Daniel Linhares, and his team at Iowa State, have previously developed a prototype methodology to aggregate multi-scale data. That project also proved the concept that drivers of mortality for a given production system can be characterized using a sustainable and consistent platform. The objective of this proposal is to take the next logical step – working with the data provided by Iowa Select Farms (ISF) – to develop a novel automated and ongoing digital platform that provides real-time forecasting information for pigs entering the growing phase.
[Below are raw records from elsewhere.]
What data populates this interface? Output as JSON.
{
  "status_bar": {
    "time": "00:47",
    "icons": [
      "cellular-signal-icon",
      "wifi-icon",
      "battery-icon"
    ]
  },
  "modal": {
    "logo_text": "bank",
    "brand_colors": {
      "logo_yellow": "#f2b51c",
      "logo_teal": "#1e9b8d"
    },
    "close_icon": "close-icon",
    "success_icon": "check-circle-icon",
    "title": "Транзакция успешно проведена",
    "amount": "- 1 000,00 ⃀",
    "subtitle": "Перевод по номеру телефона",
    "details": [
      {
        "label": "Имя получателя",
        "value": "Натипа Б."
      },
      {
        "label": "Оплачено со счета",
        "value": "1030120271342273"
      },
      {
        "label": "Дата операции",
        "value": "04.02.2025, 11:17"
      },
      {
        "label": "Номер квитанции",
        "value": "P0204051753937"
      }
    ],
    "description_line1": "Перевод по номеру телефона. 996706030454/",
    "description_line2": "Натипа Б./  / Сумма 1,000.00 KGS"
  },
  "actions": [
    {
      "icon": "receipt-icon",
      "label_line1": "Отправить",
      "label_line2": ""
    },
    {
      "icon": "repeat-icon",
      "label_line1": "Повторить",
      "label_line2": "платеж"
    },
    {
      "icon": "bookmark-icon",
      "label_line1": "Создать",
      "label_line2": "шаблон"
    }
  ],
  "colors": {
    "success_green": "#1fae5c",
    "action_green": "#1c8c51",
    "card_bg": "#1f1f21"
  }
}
ISF is the fourth-largest pig-producing operation in the U.S. The company weans approximately 5.5 million piglets each year. A forecasting tool that better predicts and identifies groups of pigs that could benefit most from additional interventions could significantly improve system profitability. For instance, reducing post-weaning mortality by 1% across ISF would result in an additional 66,000 pigs marketed per year, which is equivalent to $2.31 million in profit under current market prices. Additionally, the results from this study will provide a solid foundation for grants from a range for federal funding agencies, including USDA Agriculture Food and Research Initiative (AFRI) and NSF.
Project Title: “Conformal Electrical Property Tomography for Nondestructive, In-Field Measurement of Stalk Integrity”
Principal Investigator: Liang Dong, Northrop Grumman Professor in honor of Fred W. O’Green, Electrical and Computer Engineering
Industry Partner: Corteva Agriscience
Year after year, corn growers across Iowa and around the world are challenged by stock rot diseases and stalk-boring insect infestations that weaken and damage corn stalks, leading to harvesting challenges that ultimately result in reduced yields. Unfortunately, the symptoms stalk-rotting pathogens cause can be misleading, making them difficult to diagnose. Current measurement methods for evaluating the resistance of corn varieties to stalk rots and borers require manual splitting of stalks and visual assessment or measurement of the damage inside. These methods are labor- and time-intensive, provide only qualitative scoring, and result in the destruction of valuable plant materials.
The purpose of this project is to use conformal electrical property tomography technology to develop a non-destructive, highly accurate, high-throughput measurement system to assess corn stalk integrity on a broad scale. Iowa State brings an advanced sensor technology – developed by Liang Dong – to the table while Corteva provides critical industry perspective, expertise, testbeds and integrative skills in stalk integrity management. The uniqueness of this research is the opportunity to develop a first-of-its-kind in-field, low-cost stalk integrity measurement device that can help seed companies evaluate and accelerate the commercialization of new varieties, while providing growers with valuable early – and accurate – detection of disease or insect infestations.
Based on the research results obtained through the grant, Dong and his team anticipate submitting proposals for additional funding to federal agencies such as the U.S. Department of Agriculture (USDA) National Institute of Food and Agriculture (NIFA) and the National Science Foundation.